in a cemetery soon after the war, but the two never met again. Hanna was doggedly unrepentant and couldn’t live in Germany anymore and became an Austrian citizen living in Salzburg. In 1961 Reitsch was invited to the White House by US President John Fitzgerald Kennedy and she also met the famous James “Jimmy” Doolittle.
Reitsch, Hanna wore her Iron Crosses proudly and she was a Nazi to the end, or just a proud woman?
Death and burial ground of Reitsch, Hanna.
Reitsch, Hanna died in Frankfurt at the age of 67, on 24-08-1979, following a massive heart attack, Reitsch, Hanna lay death beside her bed in Frankfurt am Main, she had never married. As she wished, she was buried near her family in Salzburg. So ends the sad story of a heroine of the Third Reich She is thus buried on the Kommunal Cemetery in Salzburg, Austria, only steps from her lover Robert Greim. Some people severely criticize Hanna’s lover Von Greim for her death, because they believe that it was Von Greim’s romantic relationship with Hanna that drew Hanna to extreme level of danger and perhaps also her death. Former British test pilot and Royal Navy officer Eric Melrose ‘Winkle’ Brown said he received a letter from Reitsch in early August 1979 in which she said, “It began in the bunker, there it shall end.” Within weeks she was dead. Brown speculated that Reitsch had taken the cyanide capsule Hitler had given her in the bunker, and that she had taken it as part of a suicide pact with Greim. No autopsy was performed, or at least no such report is available.

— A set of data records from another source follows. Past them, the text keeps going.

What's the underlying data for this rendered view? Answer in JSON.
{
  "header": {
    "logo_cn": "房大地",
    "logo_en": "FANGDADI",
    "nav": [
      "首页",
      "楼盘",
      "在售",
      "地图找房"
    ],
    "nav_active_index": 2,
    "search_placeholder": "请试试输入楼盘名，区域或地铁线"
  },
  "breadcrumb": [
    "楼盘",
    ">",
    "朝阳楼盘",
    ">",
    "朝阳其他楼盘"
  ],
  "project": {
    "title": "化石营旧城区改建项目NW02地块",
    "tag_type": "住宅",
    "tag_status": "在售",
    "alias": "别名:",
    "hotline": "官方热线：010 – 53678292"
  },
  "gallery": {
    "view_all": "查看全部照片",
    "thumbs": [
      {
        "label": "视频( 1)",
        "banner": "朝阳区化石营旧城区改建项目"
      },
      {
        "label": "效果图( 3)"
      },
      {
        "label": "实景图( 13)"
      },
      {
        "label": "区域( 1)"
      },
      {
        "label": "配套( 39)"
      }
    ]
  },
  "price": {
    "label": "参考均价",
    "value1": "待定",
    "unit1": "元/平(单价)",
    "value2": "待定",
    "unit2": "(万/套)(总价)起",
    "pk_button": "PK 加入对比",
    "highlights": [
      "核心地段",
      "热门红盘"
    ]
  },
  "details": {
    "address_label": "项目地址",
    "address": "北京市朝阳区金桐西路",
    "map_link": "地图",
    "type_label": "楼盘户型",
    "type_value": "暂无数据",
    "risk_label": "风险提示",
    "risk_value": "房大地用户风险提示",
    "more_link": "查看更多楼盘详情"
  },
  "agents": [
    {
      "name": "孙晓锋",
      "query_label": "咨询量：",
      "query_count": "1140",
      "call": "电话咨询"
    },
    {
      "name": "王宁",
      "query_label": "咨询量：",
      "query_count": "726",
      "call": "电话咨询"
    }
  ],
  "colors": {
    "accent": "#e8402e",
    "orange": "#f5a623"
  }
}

Reitsch was interviewed and photographed several times in the 1970s, towards the end of her life, by Jewish-American photo-journalist Ron Laytner. In her closing remarks she is quoted as saying:
And what have we now in Germany? A country of bankers and car-makers. Even our great army has gone soft. Soldiers wear beards and question orders. I am not ashamed to say I believed in National Socialism. I still wear the Iron Cross with diamonds Hitler gave me. But today in all of Germany you can’t find a single person who voted Adolf Hitler into power … Many Germans feel guilty about the war. But they don’t explain the real guilt we share – that we lost.
In the same interview, she is quoted as saying,
I asked Herman Goering one day, “What is this I am hearing that Germany is killing Jews?” Goering responded angrily, ‘A totally outrageous lie made up by the British and American press. It will be used as a rope to hang us someday if we lose the war.’